Like everything else he published as writer and editor, Gandhi’s translation of the writings of Tolstoy, Ruskin and Plato for his paper Indian Opinion was put to the service of educating his readers and persuading them to follow the path of satyagraha.  While Gandhi felt compelled to share the inspiration he derived from these writers, he also took liberties with the texts by freely adapting them for his purposes. He inserted his own voice and views by framing them with commentary in the form of prefaces and introductions, or by paraphrasing them in the idiom of the Indian vernaculars. By no means can these practices be considered plagiarism or piracy– on the contrary. In the case of the contemporary, living Tolstoy he wrote with scrupulous courtesy to seek the great writer’s permission to translate and print ‘Letter to a Hindoo’ in his paper. These like-minded figures would in any case be unlikely to object to the uses to which he put their work. But there is a free and easy way in which Gandhi translated, appropriated and circulated the work of the writers he admired that requires us to rethink the proprietorship of ideas. In this paper I suggest that Gandhi’s practice must be read as constituting at once an act of homage, a bridging of languages and cultures, and a forging of a shared moral universe. 

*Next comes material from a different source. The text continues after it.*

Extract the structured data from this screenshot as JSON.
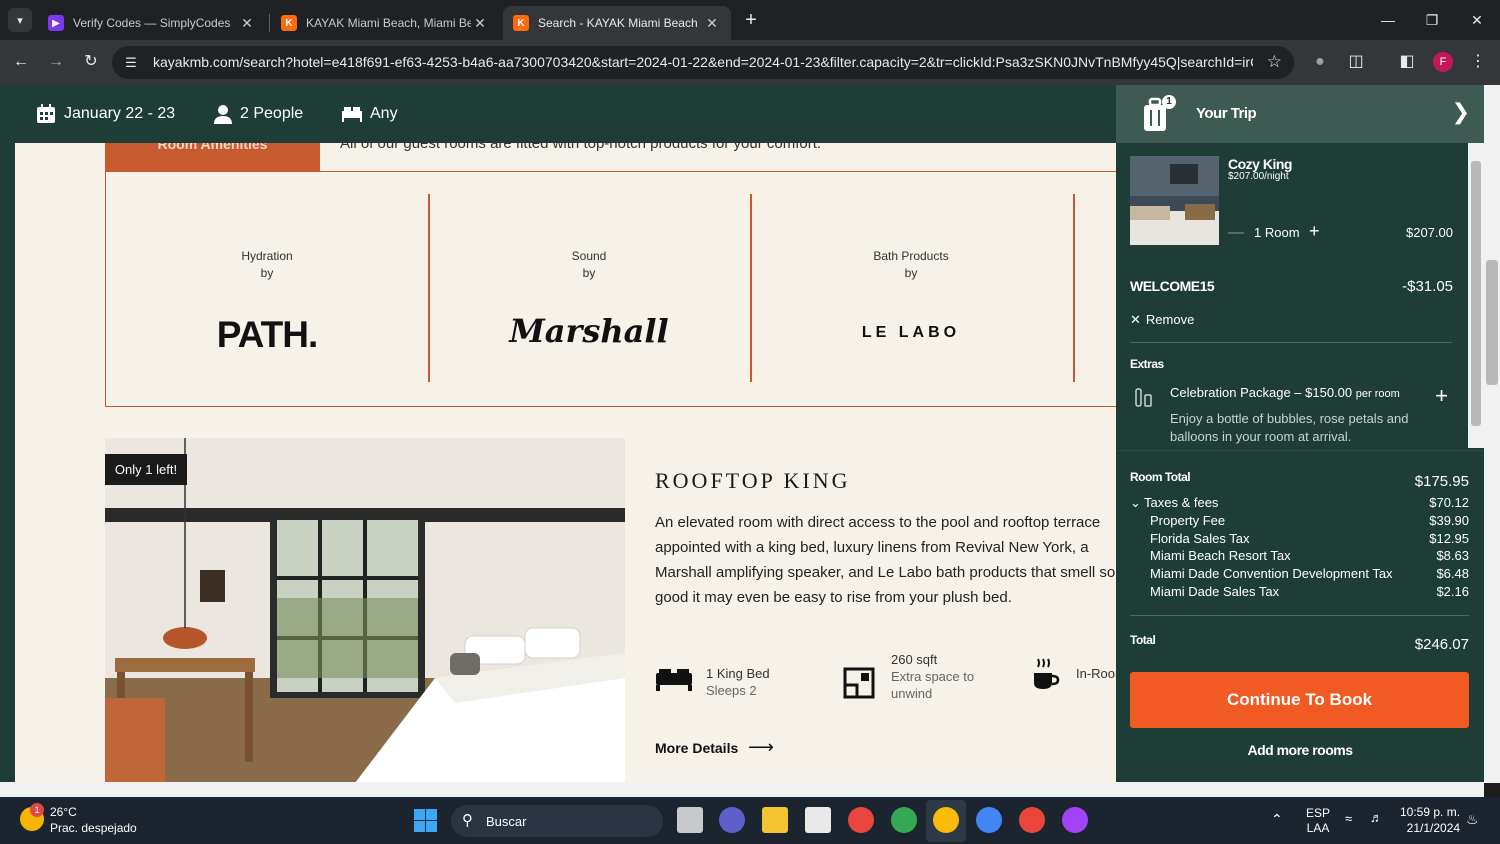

The Ties That (Don’t) Bind: Decolonization, Theater, and the Egyptian Avant-Garde

Emily Sibley (NYU)

The history of modern Arab theater is one of translation practice. Theater stood a marker of modernity in the construction of its venues and the forms of entertainment and socialization it promoted. Early playwrights freely adapted European plays, leading to the sense that Arab theater has been burdened by a debt of influence. With decolonization, playwrights called for the birth of a new theater that freed itself from the shackles of translation. However, they remained engaged with their European counterparts, and it has been suggested that the use of similar techniques—return to folk traditions, breaking the fourth wall, type characters, absurdist scenarios—draws heavily on Brecht, Pirandello, and Beckett. This paper examines the claims of Egyptian authors from the mid-20th century who acknowledge interest in such authors and the importance of a worldly reading practice, yet insist upon the lack of European influence. I draw on theories of premodern Arab authorship, namely the practice of sariqat, the “stealing” of another’s ideas, motifs, or style. Dissociation from the European avant-garde acts as a form of resistance, a practice of cultural decolonization reasserting links to local traditions and modes of authorship. By attending to these authors’ creative processes, we move past a binary of original/imitation and attend to the political priorities it makes visible, along with attempts to re-negotiate the relationship to “world” literature.

From Adab to Film: Urdu Film Journals in India (1930- 1940)

Sarah Niazi (University of Westminster)

The printing press, which arrived in India in the sixteenth century, added novelty to the literary public sphere. By expanding the sphere of public debate, the printing press democratised existing modes of information and knowledge production. The place of film journalism in the matrix of cinema and its networks of distribution, circulation and consumption cannot be overstated. By the 1930s, film journals had become part and parcel of the complex of cinema consumption and a vital source of information. The paper throws light on the issue of cinema’s complex relationship to language through the Urdu film journal. It explores how literary public spheres impinged on the cinematic and reflected the tensions and anxieties that had arisen over the question of the Hindi-Urdu language divide during the 1930s in India. The intersection between – and transformations of – literary and cinematic culture effected by commercial printing produced a series of complex negotiations. Through the specific cases of the Urdu film journals FilmShamaFilm Stage, I look at the structure of these journals, and ask: How were they similar or different to contemporary Urdu literary journals and to film periodicals in other languages? Can we think of the Urdu film journal as an extension of the literary (adab)? Thus, reflecting on questions of form, translation and transliteration of literary and cinematic concepts.